Consider our collective ‘BPA-free water bottles’ fervor back in 2010-2011: alerted to the dangers of BPA in our plastic water bottles, we all went out and replaced our Nalgene water bottles with BPA-free Nalgene water bottles (or metal ones, or glass or….whatever. You get the point. We took action quickly. We spent money. We felt relieved and somehow safer for having done this). But is investing in new water bottles an appropriate response to the true threat of BPA? What about handling sales receipts? And is BPA the only cancer-causing chemical byproduct of plastic that we need be concerned about? And what about the fact that virtually all of our food is somehow packaged in plastic (the chemical compounds of which manufacturers aren’t required to disclose)? Shouldn’t we be responding/reacting to that? Why aren’t we? The threat seems higher, the impact more severe…
I wonder if I’m out of touch with the current general social consensus about this – but then I wander through the grocery, with most products still wrapped in plastic. And purchased in plastic, because in most cases, that’s our option (or perhaps the only affordable option)… clearly, we’re still buying this stuff in its styro-plasti-polymer encasements… how is there no panic, no demands for change?
I wonder if it feels like too much. Too much risk, too much information, too much attention required to figure this stuff out… No one’s made it easy (at least not as easy as manufacturing and marketing and buying BPA-free water bottles).
I know very little about food packaging and safety. I know I need to eat, and sometimes (ok, more than sometimes), immediate hunger comes before long term health and wellness considerations. But wouldn’t it be helpful if we could get organized enough to drive change in our food systems? How can we become more attentive, thoughtful consumers when it comes to our own health and safety?
Would it make sense to have companies be accountable for listing the compounds and byproducts they’re using and producing? A sort of social impact bottom line? If it’s already happening, perhaps the data needs organizing for easier digestion?

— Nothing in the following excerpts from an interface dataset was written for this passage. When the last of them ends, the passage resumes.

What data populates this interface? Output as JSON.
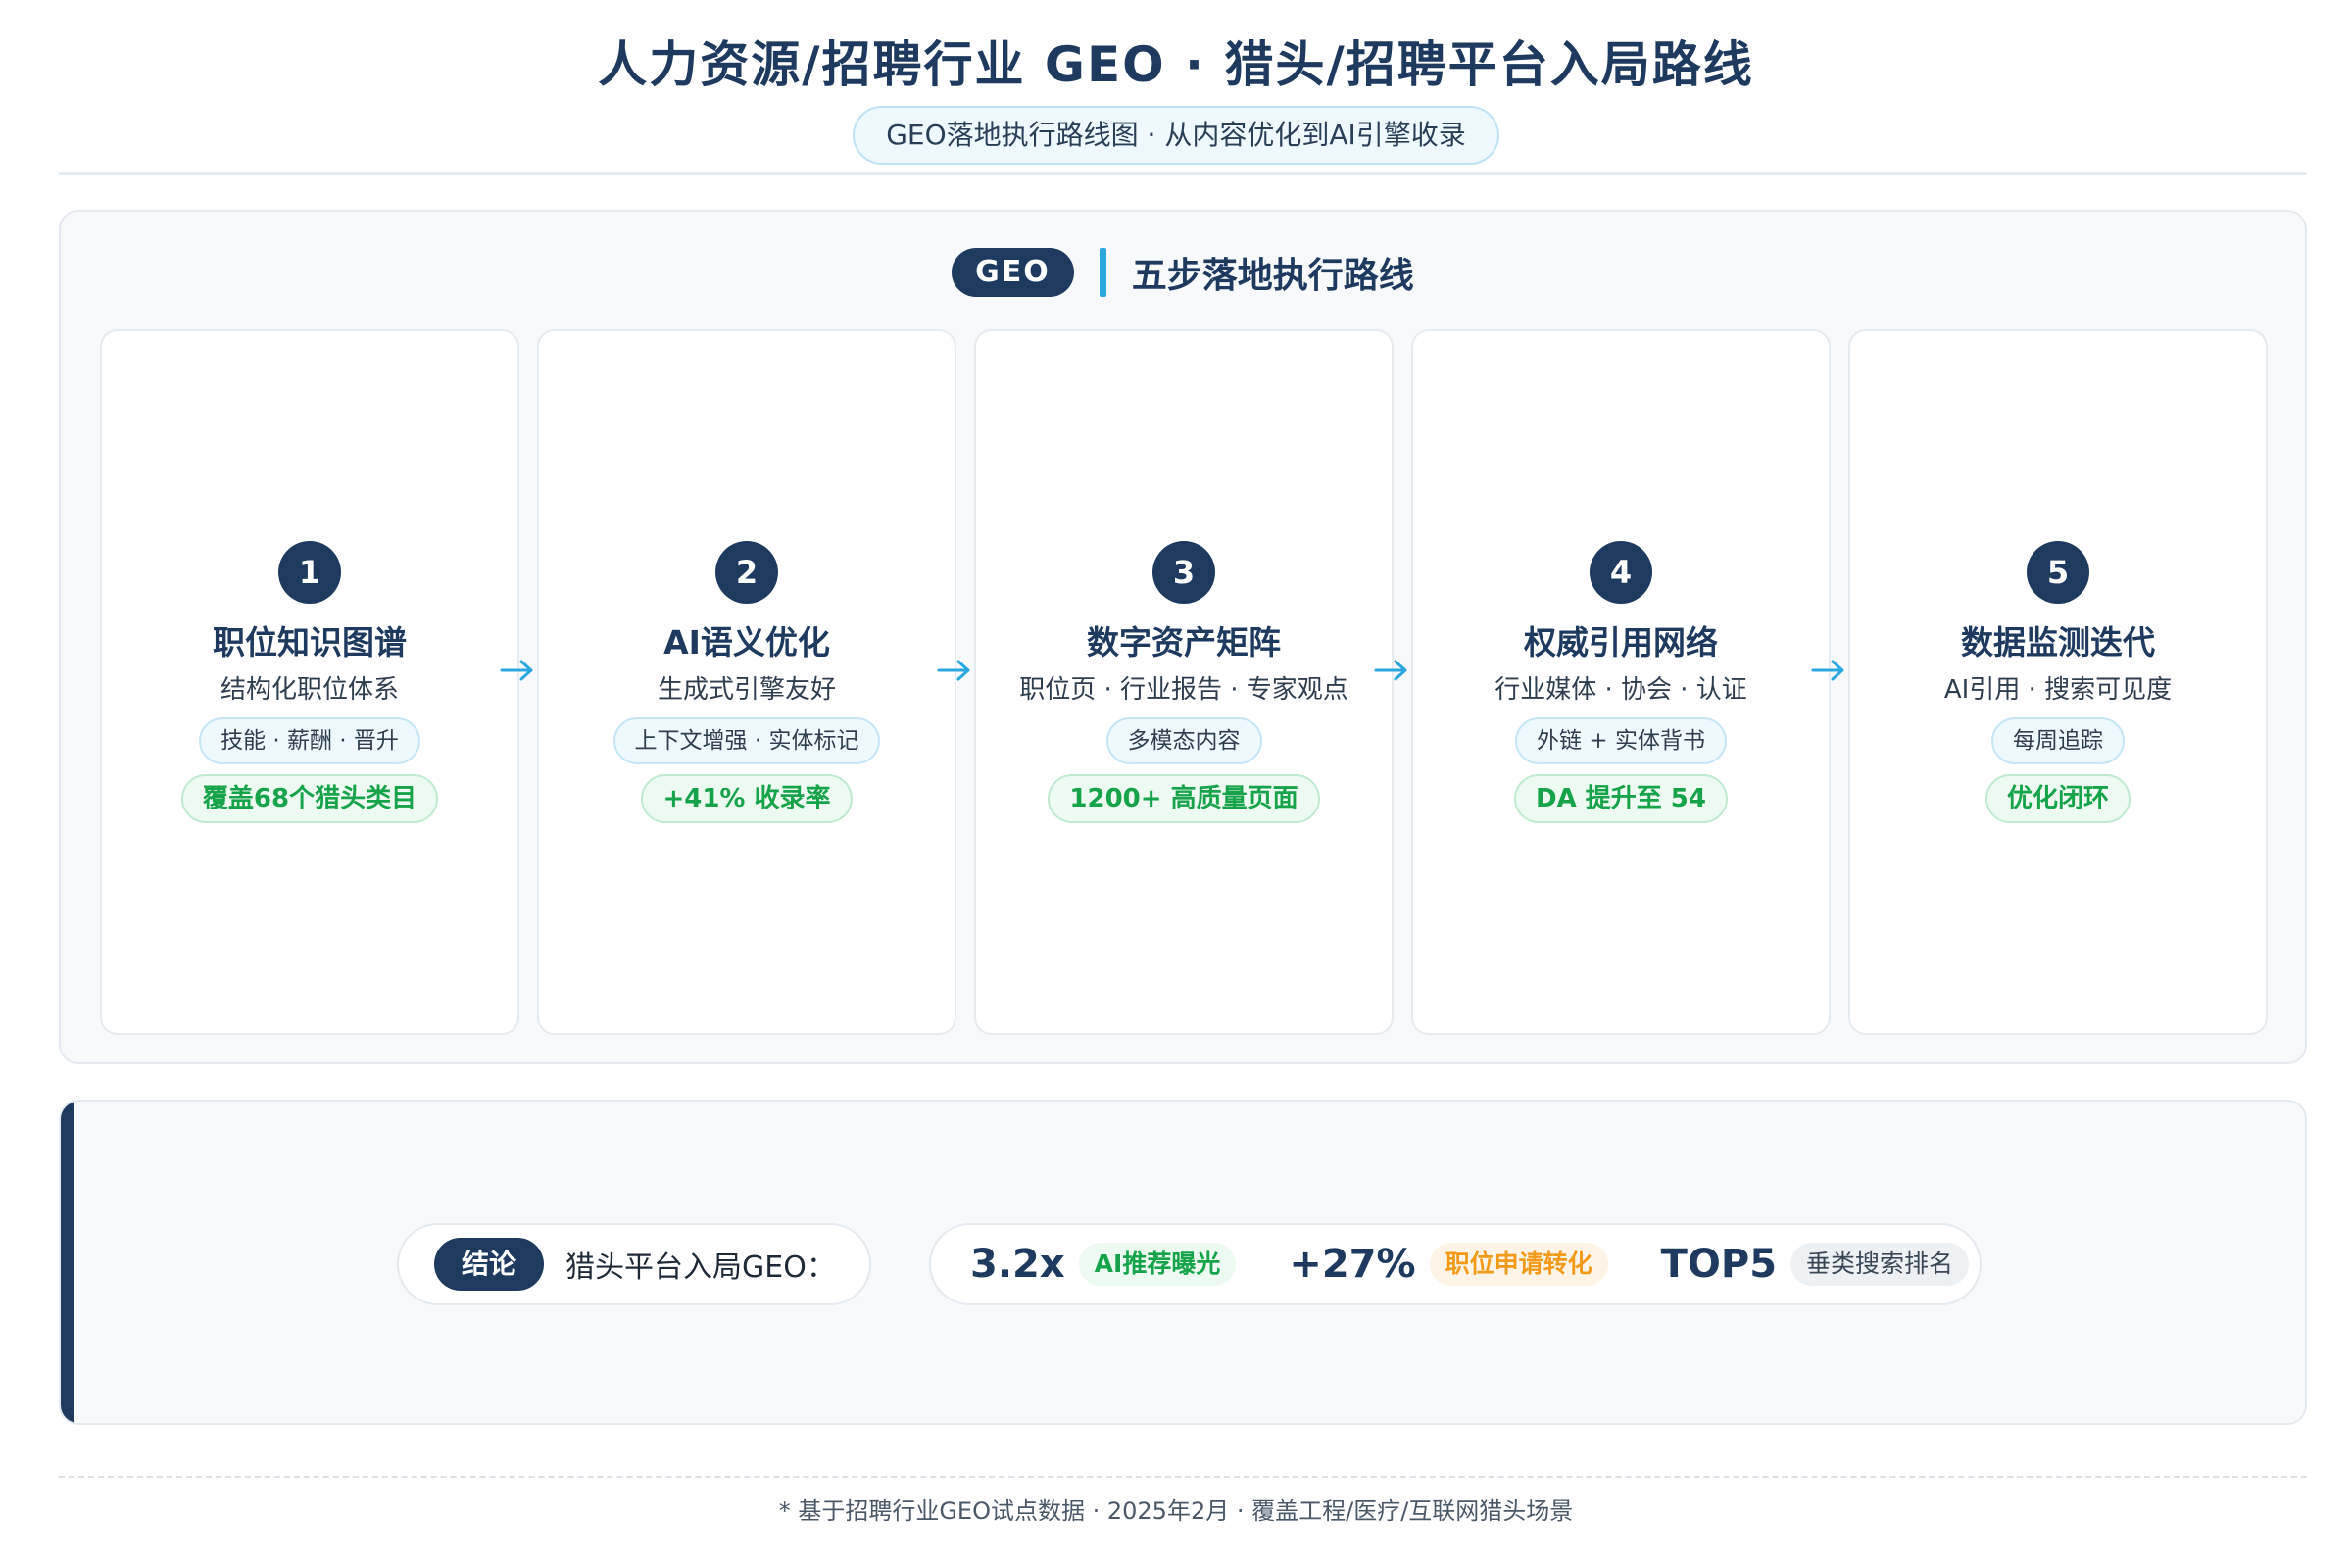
{
  "header": {
    "title": "人力资源/招聘行业 GEO · 猎头/招聘平台入局路线",
    "subtitle": "GEO落地执行路线图 · 从内容优化到AI引擎收录"
  },
  "roadmap": {
    "badge": "GEO",
    "heading": "五步落地执行路线",
    "steps": [
      {
        "num": "1",
        "title": "职位知识图谱",
        "desc": "结构化职位体系",
        "tag": "技能 · 薪酬 · 晋升",
        "metric": "覆盖68个猎头类目"
      },
      {
        "num": "2",
        "title": "AI语义优化",
        "desc": "生成式引擎友好",
        "tag": "上下文增强 · 实体标记",
        "metric": "+41% 收录率"
      },
      {
        "num": "3",
        "title": "数字资产矩阵",
        "desc": "职位页 · 行业报告 · 专家观点",
        "tag": "多模态内容",
        "metric": "1200+ 高质量页面"
      },
      {
        "num": "4",
        "title": "权威引用网络",
        "desc": "行业媒体 · 协会 · 认证",
        "tag": "外链 + 实体背书",
        "metric": "DA 提升至 54"
      },
      {
        "num": "5",
        "title": "数据监测迭代",
        "desc": "AI引用 · 搜索可见度",
        "tag": "每周追踪",
        "metric": "优化闭环"
      }
    ]
  },
  "conclusion": {
    "badge": "结论",
    "text": "猎头平台入局GEO：",
    "stats": [
      {
        "value": "3.2x",
        "label": "AI推荐曝光",
        "color": "green"
      },
      {
        "value": "+27%",
        "label": "职位申请转化",
        "color": "orange"
      },
      {
        "value": "TOP5",
        "label": "垂类搜索排名",
        "color": "gray"
      }
    ]
  },
  "footer": {
    "note": "* 基于招聘行业GEO试点数据 · 2025年2月 · 覆盖工程/医疗/互联网猎头场景"
  },
  "colors": {
    "navy": "#1e3a5f",
    "accent_blue": "#2ba8e0",
    "green": "#17a34a",
    "orange": "#f29a1a"
  }
}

And in Minneapolis (market managers, take note): there’s huge opportunity to drive change from the ground up with the launch of — or transition to — a plastic-free farmer’s market. If you’re already working on this, please ping me.